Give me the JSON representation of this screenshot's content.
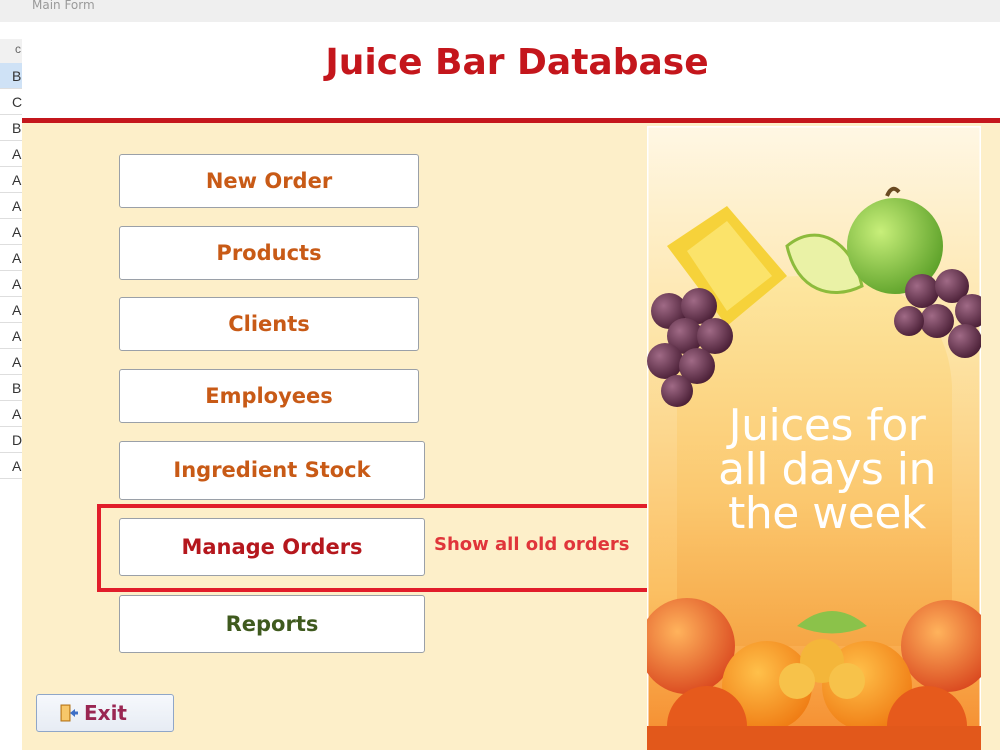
{
  "window": {
    "title": "Main Form"
  },
  "background_sheet": {
    "header": "c",
    "cells": [
      "B",
      "C",
      "B",
      "A",
      "A",
      "A",
      "A",
      "A",
      "A",
      "A",
      "A",
      "A",
      "B",
      "A",
      "D",
      "A"
    ]
  },
  "header": {
    "title": "Juice Bar Database"
  },
  "menu": {
    "new_order": "New Order",
    "products": "Products",
    "clients": "Clients",
    "employees": "Employees",
    "ingredient_stock": "Ingredient Stock",
    "manage_orders": "Manage Orders",
    "reports": "Reports"
  },
  "hint": {
    "text": "Show all old orders"
  },
  "exit": {
    "label": "Exit",
    "icon": "exit-door-icon"
  },
  "promo": {
    "headline": "Juices for all days in the week"
  },
  "colors": {
    "brand_red": "#c4161c",
    "button_text": "#c85a16",
    "manage_orders_text": "#b5171d",
    "reports_text": "#3f5a1e",
    "highlight_red": "#e11d2a",
    "form_background": "#fdefc9"
  }
}
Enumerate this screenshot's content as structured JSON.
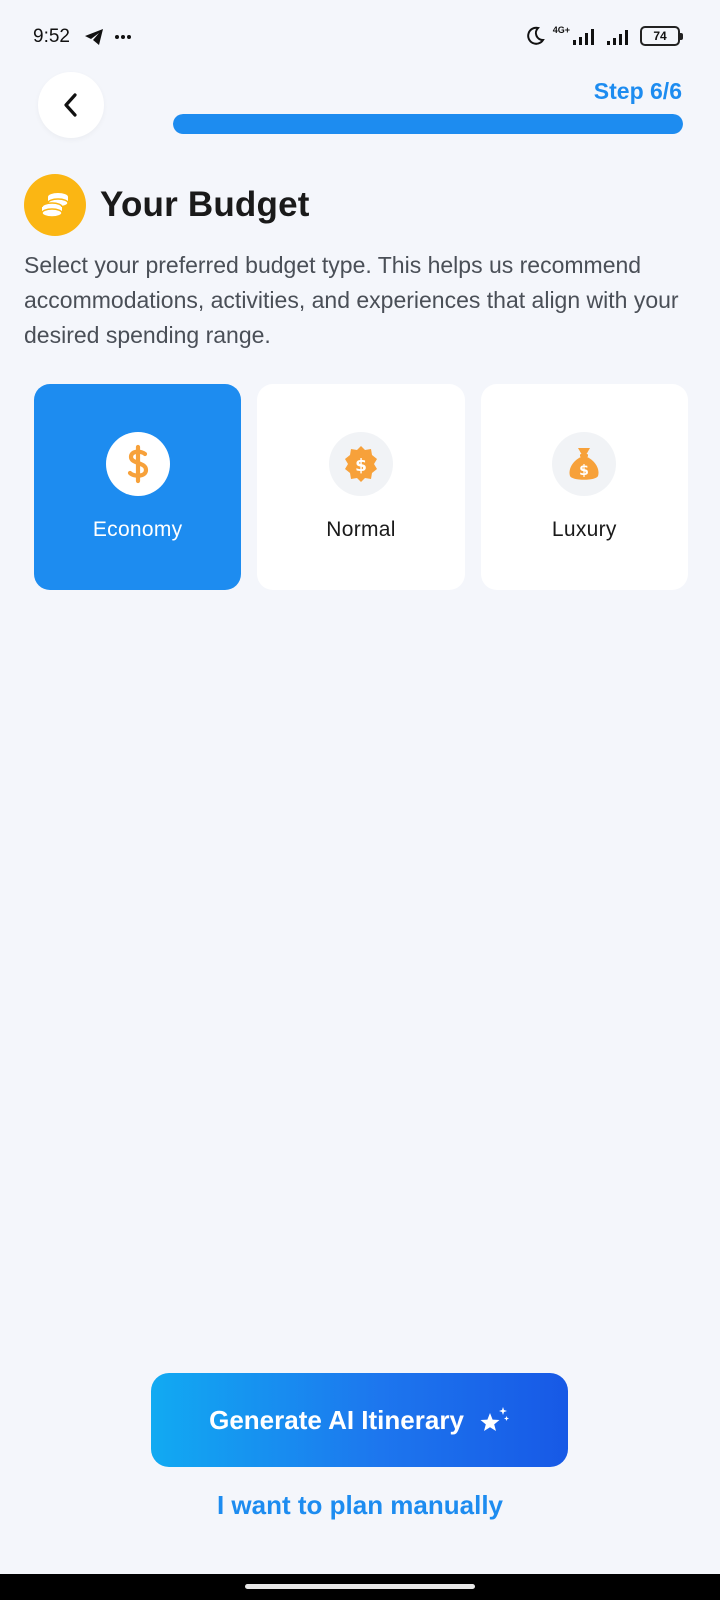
{
  "status_bar": {
    "time": "9:52",
    "network": "4G+",
    "battery": "74"
  },
  "header": {
    "step_label": "Step 6/6",
    "progress_fraction": 1.0
  },
  "page": {
    "title": "Your Budget",
    "description": "Select your preferred budget type. This helps us recommend accommodations, activities, and experiences that align with your desired spending range."
  },
  "options": [
    {
      "label": "Economy",
      "icon": "dollar-sign-icon",
      "selected": true
    },
    {
      "label": "Normal",
      "icon": "dollar-badge-icon",
      "selected": false
    },
    {
      "label": "Luxury",
      "icon": "money-bag-icon",
      "selected": false
    }
  ],
  "actions": {
    "generate_label": "Generate AI Itinerary",
    "generate_icon": "sparkle-star-icon",
    "manual_label": "I want to plan manually"
  },
  "colors": {
    "accent": "#1d8cf0",
    "icon_orange": "#f7a13a",
    "title_icon_bg": "#fbb613",
    "background": "#f4f6fb"
  }
}
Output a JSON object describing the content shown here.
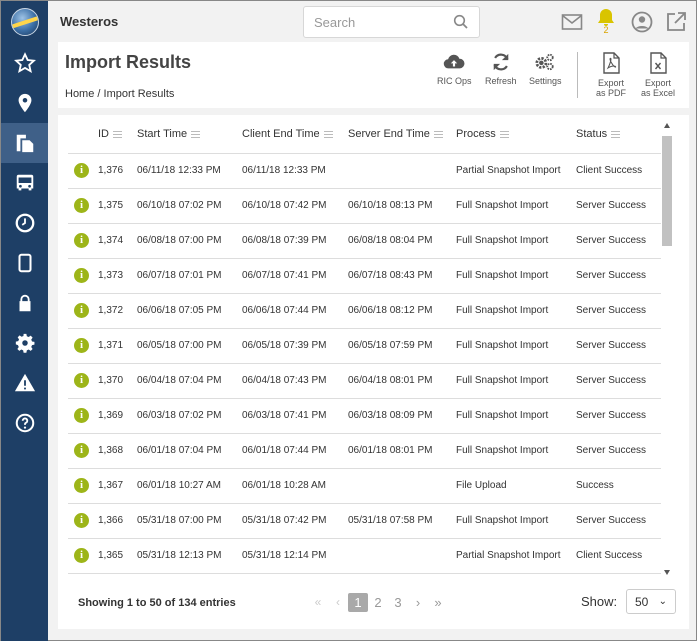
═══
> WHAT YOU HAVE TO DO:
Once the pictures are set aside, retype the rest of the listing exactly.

> TASK SOLUTION:
Give me the JSON representation of this screenshot's content.
{
  "window": {
    "title": "Main Form"
  },
  "background_sheet": {
    "header": "c",
    "cells": [
      "B",
      "C",
      "B",
      "A",
      "A",
      "A",
      "A",
      "A",
      "A",
      "A",
      "A",
      "A",
      "B",
      "A",
      "D",
      "A"
    ]
  },
  "header": {
    "title": "Juice Bar Database"
  },
  "menu": {
    "new_order": "New Order",
    "products": "Products",
    "clients": "Clients",
    "employees": "Employees",
    "ingredient_stock": "Ingredient Stock",
    "manage_orders": "Manage Orders",
    "reports": "Reports"
  },
  "hint": {
    "text": "Show all old orders"
  },
  "exit": {
    "label": "Exit",
    "icon": "exit-door-icon"
  },
  "promo": {
    "headline": "Juices for all days in the week"
  },
  "colors": {
    "brand_red": "#c4161c",
    "button_text": "#c85a16",
    "manage_orders_text": "#b5171d",
    "reports_text": "#3f5a1e",
    "highlight_red": "#e11d2a",
    "form_background": "#fdefc9"
  }
}
Enumerate this screenshot's content as structured JSON.
{
  "status_bar": {
    "time": "9:52",
    "network": "4G+",
    "battery": "74"
  },
  "header": {
    "step_label": "Step 6/6",
    "progress_fraction": 1.0
  },
  "page": {
    "title": "Your Budget",
    "description": "Select your preferred budget type. This helps us recommend accommodations, activities, and experiences that align with your desired spending range."
  },
  "options": [
    {
      "label": "Economy",
      "icon": "dollar-sign-icon",
      "selected": true
    },
    {
      "label": "Normal",
      "icon": "dollar-badge-icon",
      "selected": false
    },
    {
      "label": "Luxury",
      "icon": "money-bag-icon",
      "selected": false
    }
  ],
  "actions": {
    "generate_label": "Generate AI Itinerary",
    "generate_icon": "sparkle-star-icon",
    "manual_label": "I want to plan manually"
  },
  "colors": {
    "accent": "#1d8cf0",
    "icon_orange": "#f7a13a",
    "title_icon_bg": "#fbb613",
    "background": "#f4f6fb"
  }
}
Output a JSON object describing the content shown here.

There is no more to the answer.